A film about ethical dilemmas surrounding euthanasia when a person is legally incapable. But also about love, sadness and letting go of a loved one and wanting to help stop their suffering.
Kees specialises in geriatric medicine. He works on a closed ward of a nursing home, among other places. Willy has been on this ward for over a year. In the beginning, Willy showed a lot of aggressive behaviour, something he had never done before. He receives medication for this, the dosage of which causes him to sleep for almost the entire day. He suffers a great deal from dreams or delusions. Treating Willy with medication to make his life more bearable does not seem to be successful.
Willy’s family has indicated that he has a euthanasia declaration and wonders if this is the right moment to perform the euthanasia.
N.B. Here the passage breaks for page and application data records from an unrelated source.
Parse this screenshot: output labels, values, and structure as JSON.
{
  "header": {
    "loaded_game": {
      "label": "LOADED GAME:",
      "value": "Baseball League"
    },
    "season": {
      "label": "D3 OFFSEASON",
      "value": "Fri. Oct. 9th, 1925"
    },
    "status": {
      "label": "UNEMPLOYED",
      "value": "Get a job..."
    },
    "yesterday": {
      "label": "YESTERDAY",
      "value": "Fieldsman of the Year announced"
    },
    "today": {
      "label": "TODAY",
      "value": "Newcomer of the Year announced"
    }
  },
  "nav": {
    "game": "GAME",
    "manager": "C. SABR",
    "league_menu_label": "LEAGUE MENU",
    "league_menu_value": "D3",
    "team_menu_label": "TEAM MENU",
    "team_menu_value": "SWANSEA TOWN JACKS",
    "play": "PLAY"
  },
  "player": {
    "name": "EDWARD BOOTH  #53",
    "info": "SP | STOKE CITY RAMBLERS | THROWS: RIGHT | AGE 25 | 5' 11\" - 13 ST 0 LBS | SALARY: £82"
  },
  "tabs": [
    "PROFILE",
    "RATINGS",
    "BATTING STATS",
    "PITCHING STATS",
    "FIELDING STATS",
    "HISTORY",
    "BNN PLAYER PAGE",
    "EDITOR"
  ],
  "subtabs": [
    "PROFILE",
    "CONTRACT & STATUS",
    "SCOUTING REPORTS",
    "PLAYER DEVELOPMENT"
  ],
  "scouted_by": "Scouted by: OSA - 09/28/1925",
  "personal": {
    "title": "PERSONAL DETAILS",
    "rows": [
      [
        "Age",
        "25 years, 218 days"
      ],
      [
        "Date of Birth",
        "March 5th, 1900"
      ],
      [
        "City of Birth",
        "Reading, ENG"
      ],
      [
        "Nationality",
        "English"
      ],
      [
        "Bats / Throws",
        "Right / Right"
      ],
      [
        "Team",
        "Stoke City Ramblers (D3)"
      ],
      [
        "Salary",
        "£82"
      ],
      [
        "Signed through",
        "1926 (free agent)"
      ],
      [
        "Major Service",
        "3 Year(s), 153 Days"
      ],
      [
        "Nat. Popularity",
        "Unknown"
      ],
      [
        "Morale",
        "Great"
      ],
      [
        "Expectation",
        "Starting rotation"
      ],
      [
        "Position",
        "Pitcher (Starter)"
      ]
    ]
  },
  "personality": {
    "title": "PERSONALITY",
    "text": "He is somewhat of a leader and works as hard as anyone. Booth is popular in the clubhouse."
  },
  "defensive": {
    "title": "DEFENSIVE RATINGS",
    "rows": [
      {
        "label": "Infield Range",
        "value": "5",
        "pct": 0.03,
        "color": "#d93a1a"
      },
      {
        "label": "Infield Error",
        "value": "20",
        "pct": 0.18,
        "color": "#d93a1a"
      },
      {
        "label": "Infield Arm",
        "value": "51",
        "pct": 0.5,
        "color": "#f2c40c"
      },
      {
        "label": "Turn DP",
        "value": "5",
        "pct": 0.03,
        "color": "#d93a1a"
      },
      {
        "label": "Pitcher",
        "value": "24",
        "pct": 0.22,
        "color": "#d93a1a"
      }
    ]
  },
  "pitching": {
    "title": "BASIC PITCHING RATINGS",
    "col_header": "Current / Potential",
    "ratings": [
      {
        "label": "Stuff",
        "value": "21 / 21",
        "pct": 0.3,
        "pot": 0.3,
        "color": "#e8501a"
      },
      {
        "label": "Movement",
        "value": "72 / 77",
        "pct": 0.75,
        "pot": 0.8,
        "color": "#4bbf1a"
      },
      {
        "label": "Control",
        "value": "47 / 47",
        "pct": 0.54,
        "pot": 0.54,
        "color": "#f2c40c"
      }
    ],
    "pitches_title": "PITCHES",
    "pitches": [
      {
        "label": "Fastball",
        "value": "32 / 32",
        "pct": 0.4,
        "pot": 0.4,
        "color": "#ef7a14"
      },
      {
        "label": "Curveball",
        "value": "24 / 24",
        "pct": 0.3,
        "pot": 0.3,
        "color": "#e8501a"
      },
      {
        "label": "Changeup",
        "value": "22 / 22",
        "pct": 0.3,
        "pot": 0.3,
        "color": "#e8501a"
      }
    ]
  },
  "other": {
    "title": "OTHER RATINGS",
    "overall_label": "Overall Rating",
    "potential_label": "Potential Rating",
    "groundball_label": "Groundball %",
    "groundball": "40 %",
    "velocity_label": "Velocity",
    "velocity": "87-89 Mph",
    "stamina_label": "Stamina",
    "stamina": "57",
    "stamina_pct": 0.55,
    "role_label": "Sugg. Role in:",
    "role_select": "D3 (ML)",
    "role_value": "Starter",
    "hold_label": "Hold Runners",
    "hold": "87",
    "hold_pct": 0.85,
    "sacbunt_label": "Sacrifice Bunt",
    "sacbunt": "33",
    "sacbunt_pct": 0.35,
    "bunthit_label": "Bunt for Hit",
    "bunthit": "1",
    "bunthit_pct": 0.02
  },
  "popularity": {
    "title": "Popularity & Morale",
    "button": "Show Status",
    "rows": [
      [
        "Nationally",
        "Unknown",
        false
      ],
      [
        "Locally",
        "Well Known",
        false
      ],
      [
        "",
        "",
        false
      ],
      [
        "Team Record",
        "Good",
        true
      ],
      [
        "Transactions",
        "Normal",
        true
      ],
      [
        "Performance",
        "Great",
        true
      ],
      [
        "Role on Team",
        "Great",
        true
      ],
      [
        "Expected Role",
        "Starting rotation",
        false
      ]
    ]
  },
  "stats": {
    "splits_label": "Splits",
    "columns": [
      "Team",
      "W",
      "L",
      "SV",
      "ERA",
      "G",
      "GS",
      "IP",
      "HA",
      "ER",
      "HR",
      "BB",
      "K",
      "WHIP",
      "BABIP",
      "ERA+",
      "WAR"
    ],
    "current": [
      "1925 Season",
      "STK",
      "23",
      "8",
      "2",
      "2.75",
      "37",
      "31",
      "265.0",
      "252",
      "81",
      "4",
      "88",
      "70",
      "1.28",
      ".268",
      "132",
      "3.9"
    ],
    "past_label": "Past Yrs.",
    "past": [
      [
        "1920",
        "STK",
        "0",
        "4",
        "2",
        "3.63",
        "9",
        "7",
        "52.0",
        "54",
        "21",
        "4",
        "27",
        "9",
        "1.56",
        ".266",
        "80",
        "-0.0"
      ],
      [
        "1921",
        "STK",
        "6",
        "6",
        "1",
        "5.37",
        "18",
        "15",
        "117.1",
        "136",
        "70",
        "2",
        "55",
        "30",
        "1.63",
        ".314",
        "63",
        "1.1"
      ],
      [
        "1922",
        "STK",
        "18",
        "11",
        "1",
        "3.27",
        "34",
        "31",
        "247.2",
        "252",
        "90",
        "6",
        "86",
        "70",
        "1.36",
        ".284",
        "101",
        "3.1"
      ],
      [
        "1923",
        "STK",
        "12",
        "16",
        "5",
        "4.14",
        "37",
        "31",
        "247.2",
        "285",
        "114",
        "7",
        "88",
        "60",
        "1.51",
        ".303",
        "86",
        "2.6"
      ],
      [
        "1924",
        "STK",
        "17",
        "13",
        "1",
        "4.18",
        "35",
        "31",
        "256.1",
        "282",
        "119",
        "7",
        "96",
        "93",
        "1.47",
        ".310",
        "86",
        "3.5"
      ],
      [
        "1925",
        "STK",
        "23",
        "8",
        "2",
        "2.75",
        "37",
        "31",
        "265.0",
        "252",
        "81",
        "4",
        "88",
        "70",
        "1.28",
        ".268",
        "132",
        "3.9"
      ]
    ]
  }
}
His wife and (foster) children support his living will, but they love their husband and father very much. He is visited by someone at least once a day. Together with Kees, they look into the best solution for Willy.
Which ethical, legal and personal dilemmas will Kees face? And how do Kitty, Willy's wife, and their children deal with Willy's situation?
The documentary introduces you to a topic that is more current than ever . The 'free-spirited baby boom generation' is now reaching a stage where age-related diseases such as dementia are becoming increasingly common. Many people indicate that they absolutely do not want to end up in this situation. Euthanasia for advanced dementia is rare in the Netherlands. Since all the due care requirements of the law must be met, there is only a small group of people eligible for this, and an even smaller group of doctors are willing to actually perform euthanasia. This documentary offers an insight into the complexity of this dilemma for both doctors and families.
Call to action
Would you like to help me make this documentary? Through the use of crowdfunding, I hope to raise a substantial part of the funds for the shooting days, editing, post-production and distribution. I hope that crowdfunding also contributes to my other goal: drawing more attention to this issue.. If you are unable to make a financial contribution,you can help me by actively sharing all online posts and updates within your own network. Do you have access to organisations or agencies that might find this documentary interesting? Then I would appreciate you contacting me. If you have other suggestions, please let me know. Thank you very much for your support!
This is not my first documentary about euthanasia. A previous one entitled A Dignified Death was released in 2018 (www.adignifieddfeath.com) and was also achieved by crowdfunding via Cinecrowd. A Dignified Death is about Eelco de Gooijer. On 23 November 2016, Eelco received euthanasia based on psychological suffering. The doctor who performed euthanasia on Eelco was Kees. I only got to know Kees on the day that Eelco received euthanasia. A few months after Eelco's death, Kees approached me regarding the dilemma he faced within his profession: euthanasia in advanced dementia. Kees wanted to show a a more complete and nuanced picture of this dilemma. This was the initial reason for me wanting to work on this on this documentary.
At the same time, I have a personal reason for doing all this. . When I was 14, I was present when my grandfather died. My grandfather had highly advanced dementia and was in a closed ward. He was 76. All his children (my uncles and aunts) and I were with him on his birthday. After a long period of agony and suffering his last days without food and drink, he died on his birthday while we were with him. Euthanasia was not yet possible at the time and was therefore not discussed. I hope I shall not have to experience this. My wish is that everyone who ends up in an unbearable and hopeless situation will be able to leave life with dignity, assisted by a sympathetic doctor. In my view, Kees is a man who saves lives – the lives of the patients he supports, but also the lives of families and friends of these patients. In my opinion, it should all be about dignity and sincere attention, up to the last breath.
This is what will happen with the documentary
When the documentary is finished, at least 10 screenings will be organised throughout the Netherlands, followed by a conscientious discussion with specialists on this subject. In addition, the film will be submitted to various film festivals in the Netherlands and abroad. The film may be broadcast via a (public) broadcasting corporation. An educational package to support the film is being developed for healthcare organisations and educational institutions. The film will ultimately also be available online.